** SUPPLIED ENTRIES follows **

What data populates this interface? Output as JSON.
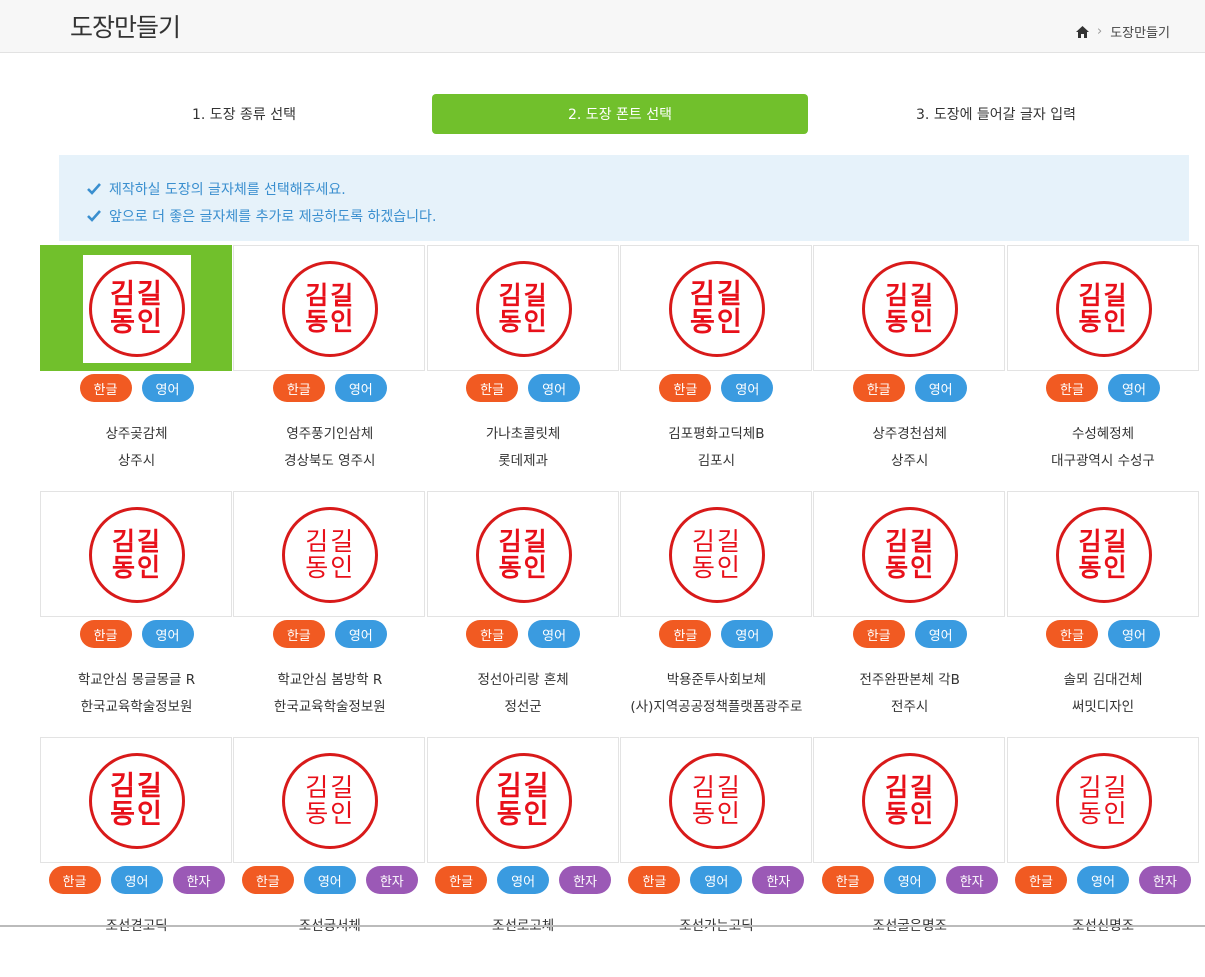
{
  "header": {
    "title": "도장만들기",
    "breadcrumb": {
      "home_icon": "home-icon",
      "current": "도장만들기"
    }
  },
  "steps": [
    {
      "label": "1. 도장 종류 선택",
      "active": false
    },
    {
      "label": "2. 도장 폰트 선택",
      "active": true
    },
    {
      "label": "3. 도장에 들어갈 글자 입력",
      "active": false
    }
  ],
  "notice": {
    "lines": [
      "제작하실 도장의 글자체를 선택해주세요.",
      "앞으로 더 좋은 글자체를 추가로 제공하도록 하겠습니다."
    ]
  },
  "stamp_text": {
    "line1": "김길",
    "line2": "동인"
  },
  "button_labels": {
    "korean": "한글",
    "english": "영어",
    "hanja": "한자"
  },
  "colors": {
    "accent_green": "#71c02c",
    "stamp_red": "#e8101a",
    "btn_korean": "#f15a22",
    "btn_english": "#3a9be0",
    "btn_hanja": "#9b59b6",
    "notice_text": "#3a8fcf"
  },
  "fonts": [
    {
      "name": "상주곶감체",
      "maker": "상주시",
      "selected": true,
      "style": "heavy",
      "hanja": false
    },
    {
      "name": "영주풍기인삼체",
      "maker": "경상북도 영주시",
      "selected": false,
      "style": "bold",
      "hanja": false
    },
    {
      "name": "가나초콜릿체",
      "maker": "롯데제과",
      "selected": false,
      "style": "bold",
      "hanja": false
    },
    {
      "name": "김포평화고딕체B",
      "maker": "김포시",
      "selected": false,
      "style": "heavy",
      "hanja": false
    },
    {
      "name": "상주경천섬체",
      "maker": "상주시",
      "selected": false,
      "style": "bold",
      "hanja": false
    },
    {
      "name": "수성혜정체",
      "maker": "대구광역시 수성구",
      "selected": false,
      "style": "bold",
      "hanja": false
    },
    {
      "name": "학교안심 몽글몽글 R",
      "maker": "한국교육학술정보원",
      "selected": false,
      "style": "bold",
      "hanja": false
    },
    {
      "name": "학교안심 봄방학 R",
      "maker": "한국교육학술정보원",
      "selected": false,
      "style": "light",
      "hanja": false
    },
    {
      "name": "정선아리랑 혼체",
      "maker": "정선군",
      "selected": false,
      "style": "bold",
      "hanja": false
    },
    {
      "name": "박용준투사회보체",
      "maker": "(사)지역공공정책플랫폼광주로",
      "selected": false,
      "style": "light",
      "hanja": false
    },
    {
      "name": "전주완판본체 각B",
      "maker": "전주시",
      "selected": false,
      "style": "bold",
      "hanja": false
    },
    {
      "name": "솔뫼 김대건체",
      "maker": "써밋디자인",
      "selected": false,
      "style": "bold",
      "hanja": false
    },
    {
      "name": "조선견고딕",
      "maker": "",
      "selected": false,
      "style": "heavy",
      "hanja": true
    },
    {
      "name": "조선궁서체",
      "maker": "",
      "selected": false,
      "style": "light",
      "hanja": true
    },
    {
      "name": "조선로고체",
      "maker": "",
      "selected": false,
      "style": "heavy",
      "hanja": true
    },
    {
      "name": "조선가는고딕",
      "maker": "",
      "selected": false,
      "style": "light",
      "hanja": true
    },
    {
      "name": "조선굴은명조",
      "maker": "",
      "selected": false,
      "style": "bold",
      "hanja": true
    },
    {
      "name": "조선신명조",
      "maker": "",
      "selected": false,
      "style": "light",
      "hanja": true
    }
  ]
}
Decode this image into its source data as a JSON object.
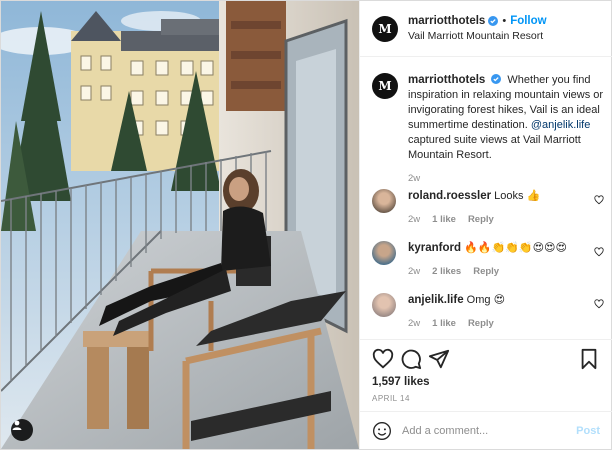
{
  "post": {
    "account": "marriotthotels",
    "follow_label": "Follow",
    "separator": "•",
    "location": "Vail Marriott Mountain Resort",
    "avatar_glyph": "M",
    "caption": {
      "text_before_mention": "Whether you find inspiration in relaxing mountain views or invigorating forest hikes, Vail is an ideal summertime destination.",
      "mention": "@anjelik.life",
      "text_after_mention": "captured suite views at Vail Marriott Mountain Resort.",
      "time": "2w"
    },
    "comments": [
      {
        "user": "roland.roessler",
        "text": "Looks 👍",
        "time": "2w",
        "likes": "1 like",
        "reply": "Reply"
      },
      {
        "user": "kyranford",
        "text": "🔥🔥👏👏👏😍😍😍",
        "time": "2w",
        "likes": "2 likes",
        "reply": "Reply"
      },
      {
        "user": "anjelik.life",
        "text": "Omg 😍",
        "time": "2w",
        "likes": "1 like",
        "reply": "Reply"
      }
    ],
    "likes_count": "1,597 likes",
    "date": "APRIL 14",
    "add_comment_placeholder": "Add a comment...",
    "post_label": "Post"
  },
  "colors": {
    "link_blue": "#0095f6",
    "mention_blue": "#00376b",
    "muted": "#8e8e8e",
    "post_disabled": "#b2dffc",
    "verified": "#3897f0"
  },
  "icons": [
    "person-tag-icon",
    "verified-badge-icon",
    "heart-icon",
    "comment-icon",
    "share-icon",
    "save-icon",
    "emoji-icon"
  ]
}
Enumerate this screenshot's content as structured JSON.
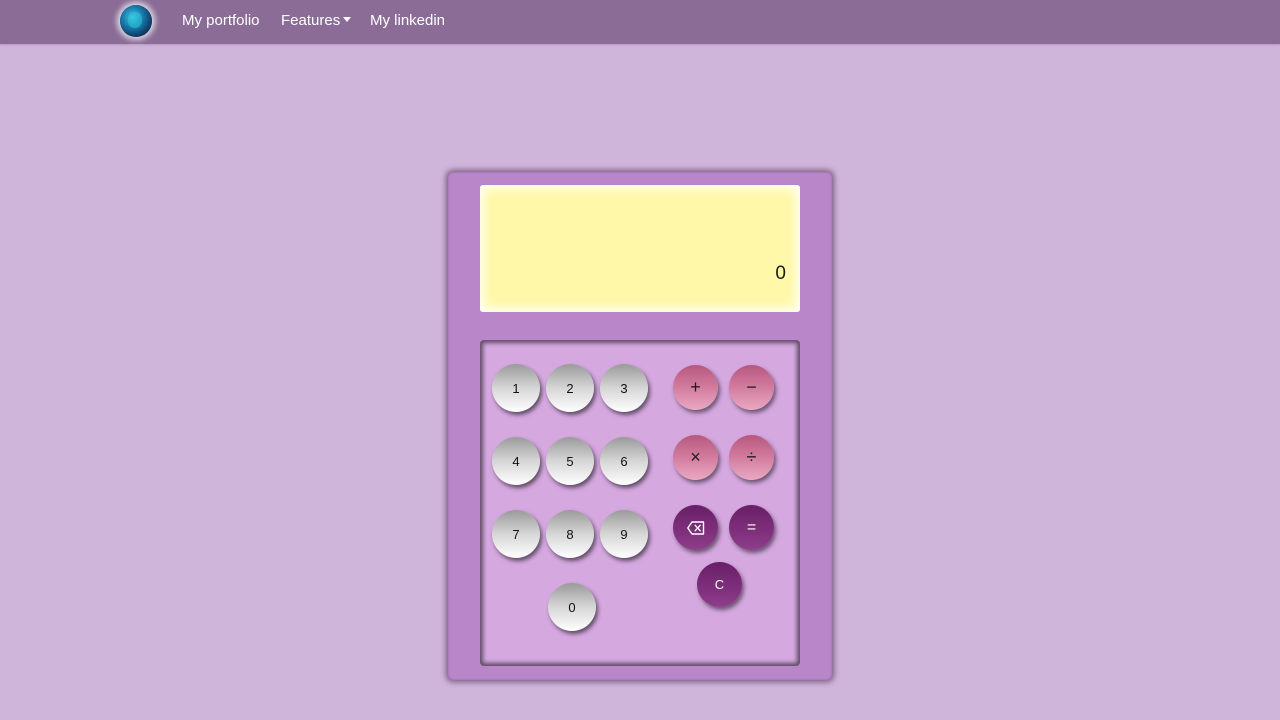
{
  "navbar": {
    "logo": "globe-logo",
    "links": {
      "portfolio": "My portfolio",
      "features": "Features",
      "linkedin": "My linkedin"
    }
  },
  "calculator": {
    "display": "0",
    "digits": [
      "1",
      "2",
      "3",
      "4",
      "5",
      "6",
      "7",
      "8",
      "9",
      "0"
    ],
    "operators": {
      "add": "+",
      "subtract": "−",
      "multiply": "×",
      "divide": "÷",
      "equals": "=",
      "clear": "C",
      "backspace": "backspace-icon"
    }
  },
  "colors": {
    "page_background": "#d0b5da",
    "navbar": "#8a6c96",
    "calculator_body": "#b886c9",
    "display": "#fff8a8",
    "keypad": "#d5a8e0",
    "operator_buttons": "#d27c9e",
    "function_buttons": "#7d2e7a"
  }
}
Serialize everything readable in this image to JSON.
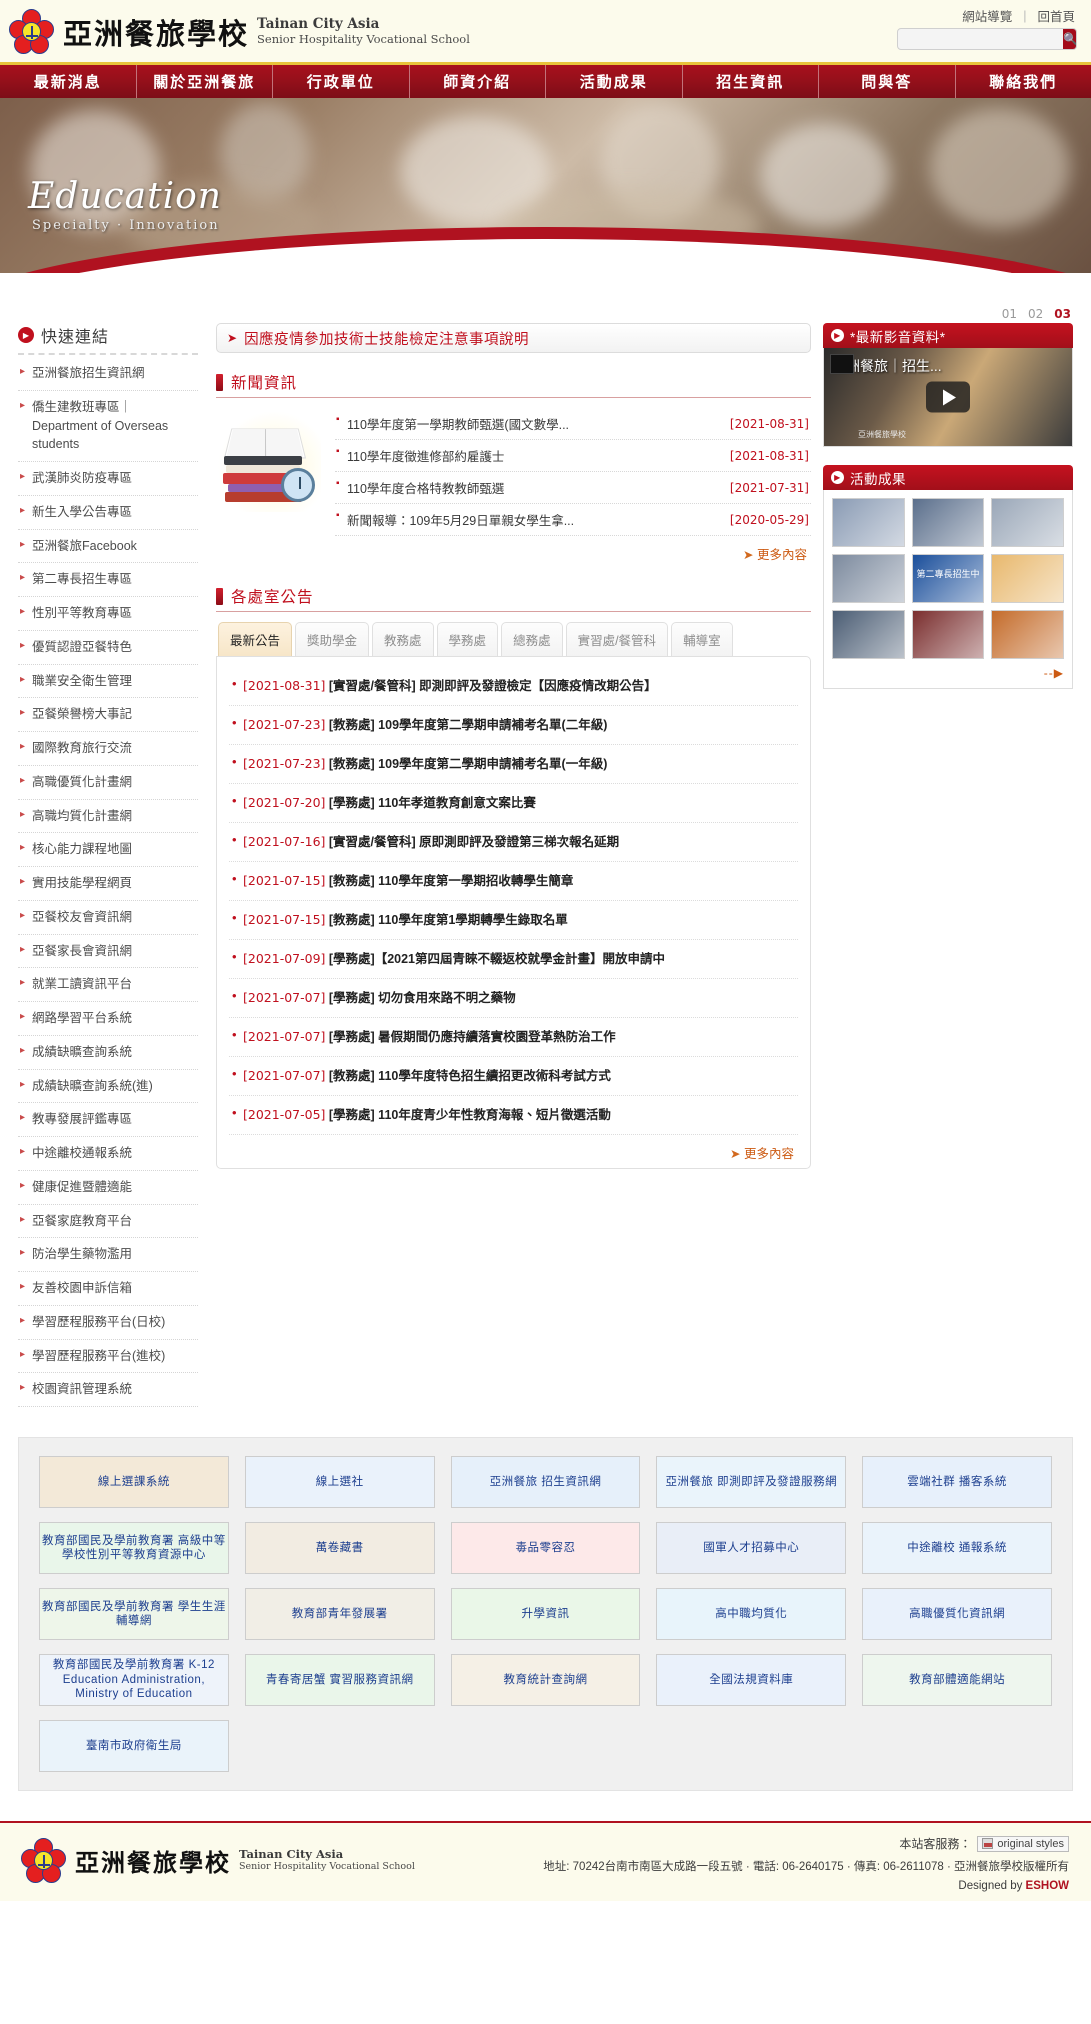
{
  "header": {
    "school_name_cn": "亞洲餐旅學校",
    "school_name_en_line1": "Tainan City Asia",
    "school_name_en_line2": "Senior Hospitality Vocational School",
    "util_links": [
      "網站導覽",
      "回首頁"
    ],
    "util_separator": "|",
    "search_placeholder": "",
    "search_value": "",
    "search_icon": "search-icon"
  },
  "nav": {
    "items": [
      "最新消息",
      "關於亞洲餐旅",
      "行政單位",
      "師資介紹",
      "活動成果",
      "招生資訊",
      "問與答",
      "聯絡我們"
    ]
  },
  "banner": {
    "headline": "Education",
    "subline": "Specialty · Innovation",
    "slides": [
      "01",
      "02",
      "03"
    ],
    "active_slide": "03"
  },
  "quick_links": {
    "title": "快速連結",
    "items": [
      "亞洲餐旅招生資訊網",
      "僑生建教班專區｜Department of Overseas students",
      "武漢肺炎防疫專區",
      "新生入學公告專區",
      "亞洲餐旅Facebook",
      "第二專長招生專區",
      "性別平等教育專區",
      "優質認證亞餐特色",
      "職業安全衛生管理",
      "亞餐榮譽榜大事記",
      "國際教育旅行交流",
      "高職優質化計畫網",
      "高職均質化計畫網",
      "核心能力課程地圖",
      "實用技能學程網頁",
      "亞餐校友會資訊網",
      "亞餐家長會資訊網",
      "就業工讀資訊平台",
      "網路學習平台系統",
      "成績缺曠查詢系統",
      "成績缺曠查詢系統(進)",
      "教專發展評鑑專區",
      "中途離校通報系統",
      "健康促進暨體適能",
      "亞餐家庭教育平台",
      "防治學生藥物濫用",
      "友善校園申訴信箱",
      "學習歷程服務平台(日校)",
      "學習歷程服務平台(進校)",
      "校園資訊管理系統"
    ]
  },
  "notice": {
    "text": "因應疫情參加技術士技能檢定注意事項說明"
  },
  "news": {
    "title": "新聞資訊",
    "more_label": "更多內容",
    "items": [
      {
        "title": "110學年度第一學期教師甄選(國文數學...",
        "date": "[2021-08-31]"
      },
      {
        "title": "110學年度徵進修部約雇護士",
        "date": "[2021-08-31]"
      },
      {
        "title": "110學年度合格特教教師甄選",
        "date": "[2021-07-31]"
      },
      {
        "title": "新聞報導：109年5月29日單親女學生拿...",
        "date": "[2020-05-29]"
      }
    ]
  },
  "announcements": {
    "title": "各處室公告",
    "more_label": "更多內容",
    "tabs": [
      "最新公告",
      "獎助學金",
      "教務處",
      "學務處",
      "總務處",
      "實習處/餐管科",
      "輔導室"
    ],
    "active_tab": "最新公告",
    "items": [
      {
        "date": "[2021-08-31]",
        "text": "[實習處/餐管科] 即測即評及發證檢定【因應疫情改期公告】"
      },
      {
        "date": "[2021-07-23]",
        "text": "[教務處] 109學年度第二學期申請補考名單(二年級)"
      },
      {
        "date": "[2021-07-23]",
        "text": "[教務處] 109學年度第二學期申請補考名單(一年級)"
      },
      {
        "date": "[2021-07-20]",
        "text": "[學務處] 110年孝道教育創意文案比賽"
      },
      {
        "date": "[2021-07-16]",
        "text": "[實習處/餐管科] 原即測即評及發證第三梯次報名延期"
      },
      {
        "date": "[2021-07-15]",
        "text": "[教務處] 110學年度第一學期招收轉學生簡章"
      },
      {
        "date": "[2021-07-15]",
        "text": "[教務處] 110學年度第1學期轉學生錄取名單"
      },
      {
        "date": "[2021-07-09]",
        "text": "[學務處]【2021第四屆青睞不輟返校就學金計畫】開放申請中"
      },
      {
        "date": "[2021-07-07]",
        "text": "[學務處] 切勿食用來路不明之藥物"
      },
      {
        "date": "[2021-07-07]",
        "text": "[學務處] 暑假期間仍應持續落實校園登革熱防治工作"
      },
      {
        "date": "[2021-07-07]",
        "text": "[教務處] 110學年度特色招生續招更改術科考試方式"
      },
      {
        "date": "[2021-07-05]",
        "text": "[學務處] 110年度青少年性教育海報、短片徵選活動"
      }
    ]
  },
  "video_panel": {
    "title": "*最新影音資料*",
    "video_title": "亞洲餐旅｜招生...",
    "video_caption": "亞洲餐旅學校",
    "play_icon": "play-icon"
  },
  "gallery_panel": {
    "title": "活動成果",
    "more_label": "--▶",
    "cells": [
      {
        "label": "",
        "color": "#8a9bb4"
      },
      {
        "label": "",
        "color": "#5b6f8c"
      },
      {
        "label": "",
        "color": "#9aa7b8"
      },
      {
        "label": "",
        "color": "#7c8a9e"
      },
      {
        "label": "第二專長招生中",
        "color": "#1b4f9b"
      },
      {
        "label": "",
        "color": "#e8b86d"
      },
      {
        "label": "",
        "color": "#4b5d74"
      },
      {
        "label": "",
        "color": "#7a2e2e"
      },
      {
        "label": "",
        "color": "#c46b2a"
      }
    ]
  },
  "partners": {
    "items": [
      "線上選課系統",
      "線上選社",
      "亞洲餐旅 招生資訊網",
      "亞洲餐旅 即測即評及發證服務網",
      "雲端社群 播客系統",
      "教育部國民及學前教育署 高級中等學校性別平等教育資源中心",
      "萬卷藏書",
      "毒品零容忍",
      "國軍人才招募中心",
      "中途離校 通報系統",
      "教育部國民及學前教育署 學生生涯輔導網",
      "教育部青年發展署",
      "升學資訊",
      "高中職均質化",
      "高職優質化資訊網",
      "教育部國民及學前教育署 K-12 Education Administration, Ministry of Education",
      "青春寄居蟹 實習服務資訊網",
      "教育統計查詢網",
      "全國法規資料庫",
      "教育部體適能網站",
      "臺南市政府衛生局"
    ]
  },
  "footer": {
    "school_name_cn": "亞洲餐旅學校",
    "school_name_en_line1": "Tainan City Asia",
    "school_name_en_line2": "Senior Hospitality Vocational School",
    "customer_service_label": "本站客服務：",
    "customer_service_image_alt": "original styles",
    "address": "地址: 70242台南市南區大成路一段五號 · 電話: 06-2640175 · 傳真: 06-2611078 · 亞洲餐旅學校版權所有",
    "designed_prefix": "Designed by ",
    "designed_by": "ESHOW"
  }
}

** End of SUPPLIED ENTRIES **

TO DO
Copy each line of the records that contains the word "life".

RESPONSE
      "mention": "@anjelik.life",
        "user": "anjelik.life",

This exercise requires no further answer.